Top of Input data

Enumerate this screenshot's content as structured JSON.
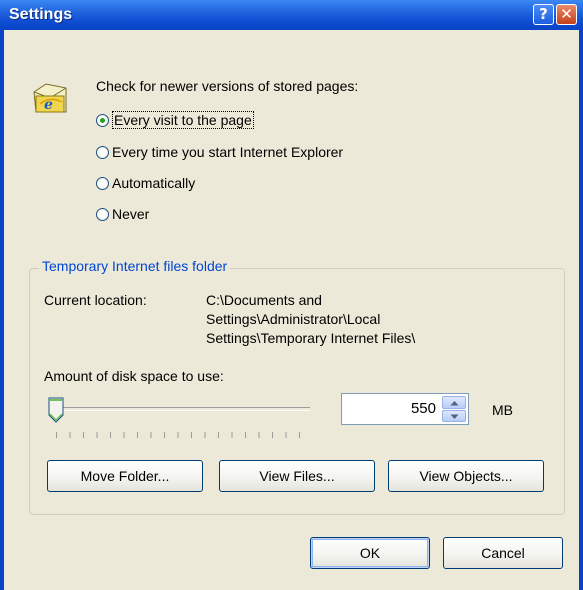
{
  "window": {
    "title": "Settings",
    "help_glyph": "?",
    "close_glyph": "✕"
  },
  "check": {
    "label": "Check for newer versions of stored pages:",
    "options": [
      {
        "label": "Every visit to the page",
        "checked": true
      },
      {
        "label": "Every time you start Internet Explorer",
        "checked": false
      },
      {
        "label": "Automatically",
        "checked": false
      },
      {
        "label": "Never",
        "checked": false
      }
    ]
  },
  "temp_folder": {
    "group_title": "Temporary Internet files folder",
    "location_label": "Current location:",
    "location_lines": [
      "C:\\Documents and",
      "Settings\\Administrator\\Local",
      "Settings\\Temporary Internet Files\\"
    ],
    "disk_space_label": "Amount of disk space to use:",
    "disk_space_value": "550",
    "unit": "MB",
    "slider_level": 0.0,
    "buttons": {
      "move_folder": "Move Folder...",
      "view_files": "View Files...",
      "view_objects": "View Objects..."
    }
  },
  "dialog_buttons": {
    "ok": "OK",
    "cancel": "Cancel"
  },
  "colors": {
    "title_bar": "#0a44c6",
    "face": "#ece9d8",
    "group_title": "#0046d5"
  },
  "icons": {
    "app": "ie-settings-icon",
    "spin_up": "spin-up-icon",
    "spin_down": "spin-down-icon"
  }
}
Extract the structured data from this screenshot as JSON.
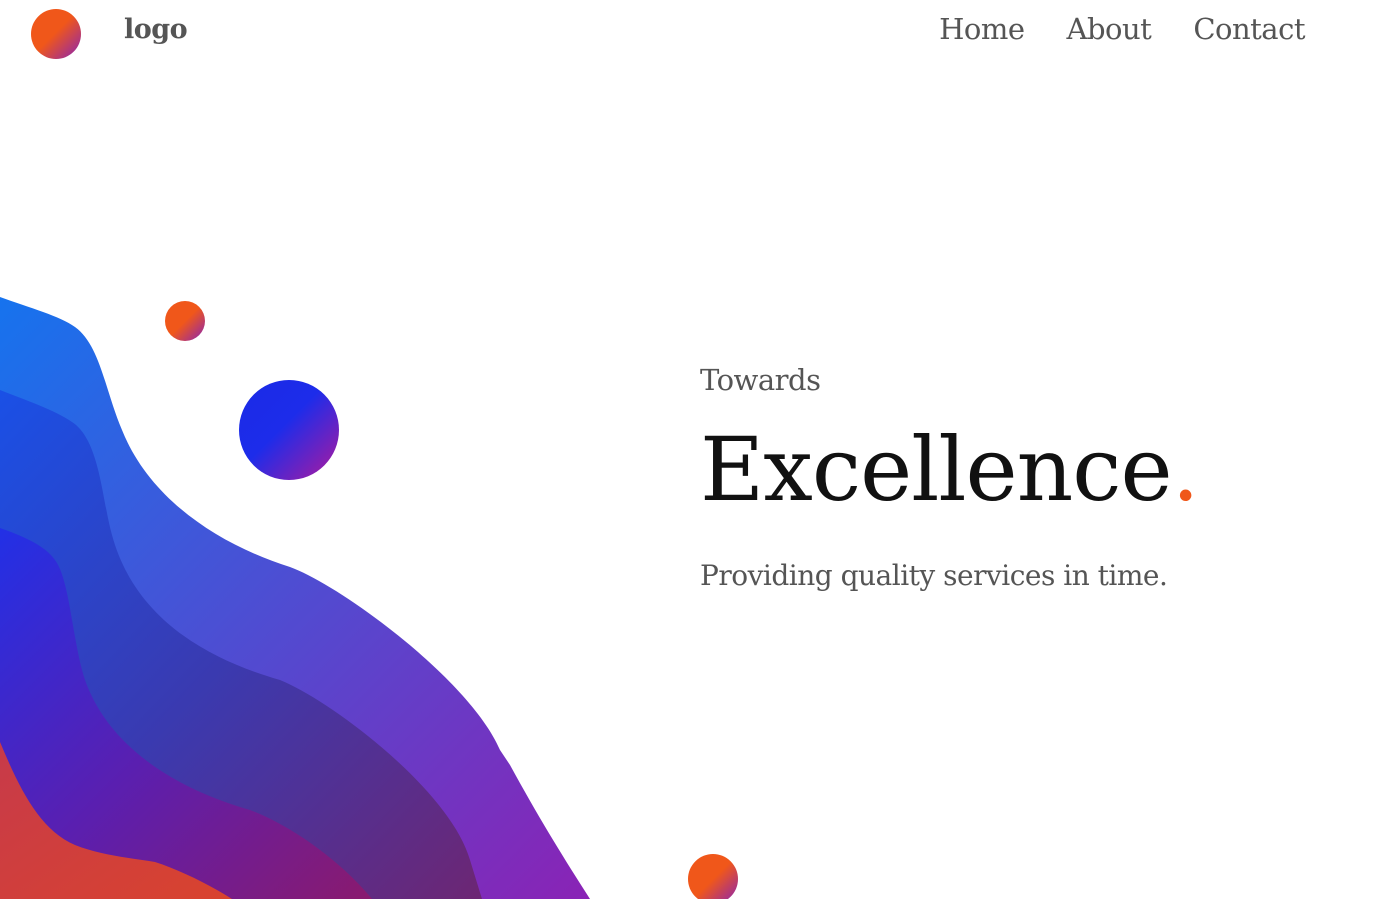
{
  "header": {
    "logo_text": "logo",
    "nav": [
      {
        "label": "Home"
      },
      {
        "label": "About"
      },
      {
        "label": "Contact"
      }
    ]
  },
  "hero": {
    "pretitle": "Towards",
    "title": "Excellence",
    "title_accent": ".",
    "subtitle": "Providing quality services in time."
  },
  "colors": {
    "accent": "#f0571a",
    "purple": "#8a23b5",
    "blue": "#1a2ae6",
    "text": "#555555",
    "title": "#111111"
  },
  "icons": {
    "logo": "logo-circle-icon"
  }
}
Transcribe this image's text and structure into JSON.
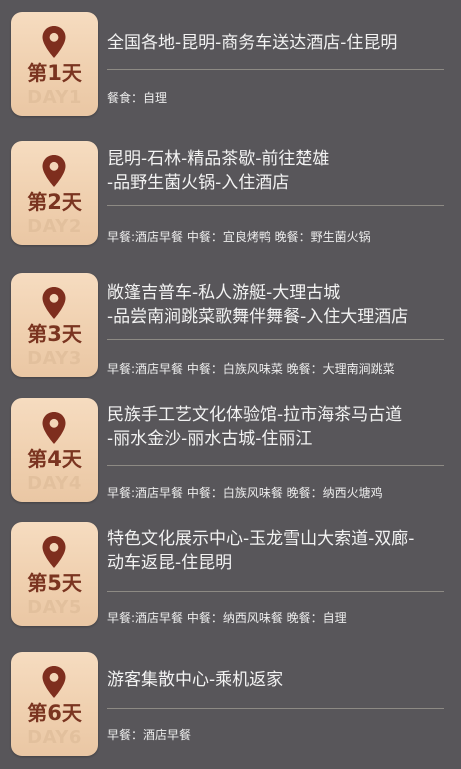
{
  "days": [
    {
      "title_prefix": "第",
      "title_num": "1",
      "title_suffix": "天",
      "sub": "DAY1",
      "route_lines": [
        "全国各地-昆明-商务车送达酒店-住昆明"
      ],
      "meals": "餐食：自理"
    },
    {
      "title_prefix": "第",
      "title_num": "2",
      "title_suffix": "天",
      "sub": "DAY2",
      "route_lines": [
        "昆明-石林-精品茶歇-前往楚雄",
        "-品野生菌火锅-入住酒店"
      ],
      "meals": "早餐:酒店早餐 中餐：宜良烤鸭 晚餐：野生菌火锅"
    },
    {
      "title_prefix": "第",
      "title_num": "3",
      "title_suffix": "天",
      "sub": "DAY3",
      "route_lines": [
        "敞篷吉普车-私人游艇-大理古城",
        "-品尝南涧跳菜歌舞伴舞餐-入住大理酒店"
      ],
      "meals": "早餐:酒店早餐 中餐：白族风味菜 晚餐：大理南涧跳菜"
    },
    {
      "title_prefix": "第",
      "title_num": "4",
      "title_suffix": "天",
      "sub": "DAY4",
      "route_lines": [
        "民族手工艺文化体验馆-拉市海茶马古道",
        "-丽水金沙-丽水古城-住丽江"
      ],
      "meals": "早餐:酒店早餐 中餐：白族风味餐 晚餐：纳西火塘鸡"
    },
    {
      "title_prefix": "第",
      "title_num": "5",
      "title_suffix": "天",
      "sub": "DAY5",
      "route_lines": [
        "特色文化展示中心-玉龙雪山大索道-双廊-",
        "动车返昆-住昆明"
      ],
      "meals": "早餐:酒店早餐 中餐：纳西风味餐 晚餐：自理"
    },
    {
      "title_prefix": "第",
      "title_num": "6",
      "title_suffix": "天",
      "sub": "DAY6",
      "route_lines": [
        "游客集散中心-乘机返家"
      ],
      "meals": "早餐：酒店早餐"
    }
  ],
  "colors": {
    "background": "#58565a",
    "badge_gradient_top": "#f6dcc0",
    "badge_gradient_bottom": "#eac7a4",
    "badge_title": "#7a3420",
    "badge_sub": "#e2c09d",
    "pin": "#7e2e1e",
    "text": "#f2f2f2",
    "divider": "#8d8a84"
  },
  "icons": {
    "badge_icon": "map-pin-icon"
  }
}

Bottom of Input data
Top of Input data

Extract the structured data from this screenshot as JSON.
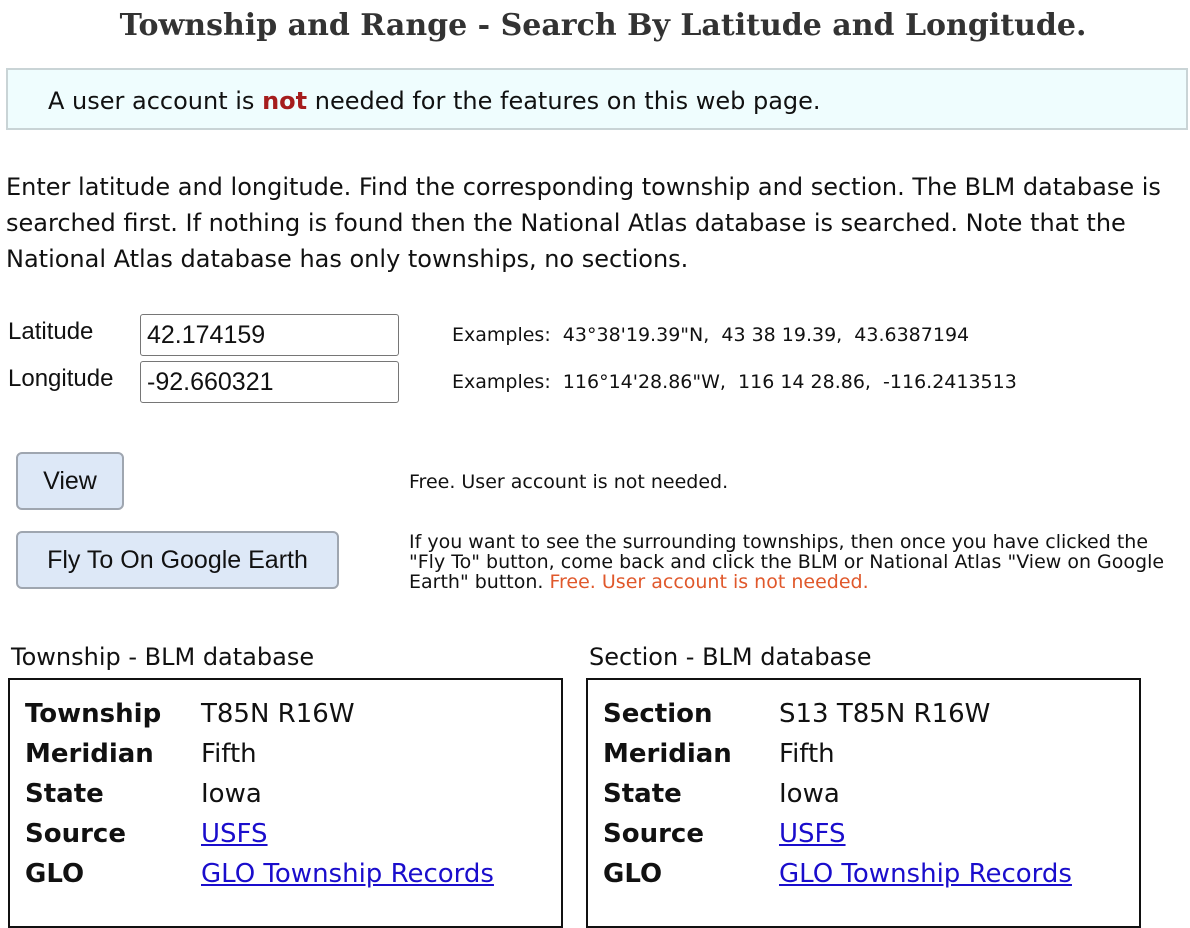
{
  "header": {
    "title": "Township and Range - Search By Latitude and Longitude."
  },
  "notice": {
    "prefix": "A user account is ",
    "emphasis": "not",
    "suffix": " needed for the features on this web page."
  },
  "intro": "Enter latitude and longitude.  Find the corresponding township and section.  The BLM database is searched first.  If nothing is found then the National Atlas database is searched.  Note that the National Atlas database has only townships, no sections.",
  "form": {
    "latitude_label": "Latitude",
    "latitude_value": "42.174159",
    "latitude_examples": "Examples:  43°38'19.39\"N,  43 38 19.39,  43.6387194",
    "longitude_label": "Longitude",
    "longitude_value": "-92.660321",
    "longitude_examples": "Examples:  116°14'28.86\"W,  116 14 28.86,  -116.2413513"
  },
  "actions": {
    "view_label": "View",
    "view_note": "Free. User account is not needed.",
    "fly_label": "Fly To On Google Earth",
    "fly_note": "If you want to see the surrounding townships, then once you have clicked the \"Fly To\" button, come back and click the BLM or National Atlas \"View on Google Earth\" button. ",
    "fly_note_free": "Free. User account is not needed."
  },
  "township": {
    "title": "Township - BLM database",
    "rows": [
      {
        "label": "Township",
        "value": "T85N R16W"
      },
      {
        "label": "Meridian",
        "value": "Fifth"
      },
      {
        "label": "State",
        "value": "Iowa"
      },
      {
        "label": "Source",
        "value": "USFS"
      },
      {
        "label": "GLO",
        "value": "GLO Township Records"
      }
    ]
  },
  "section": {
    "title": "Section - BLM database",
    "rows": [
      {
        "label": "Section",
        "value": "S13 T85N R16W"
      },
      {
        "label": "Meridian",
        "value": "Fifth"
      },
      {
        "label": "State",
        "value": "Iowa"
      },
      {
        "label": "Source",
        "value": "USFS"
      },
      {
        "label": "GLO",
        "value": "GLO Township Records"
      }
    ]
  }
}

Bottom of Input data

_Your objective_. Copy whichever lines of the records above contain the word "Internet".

_Written solution_.
        "label": "Every time you start Internet Explorer",
    "group_title": "Temporary Internet files folder",
      "Settings\\Temporary Internet Files\\"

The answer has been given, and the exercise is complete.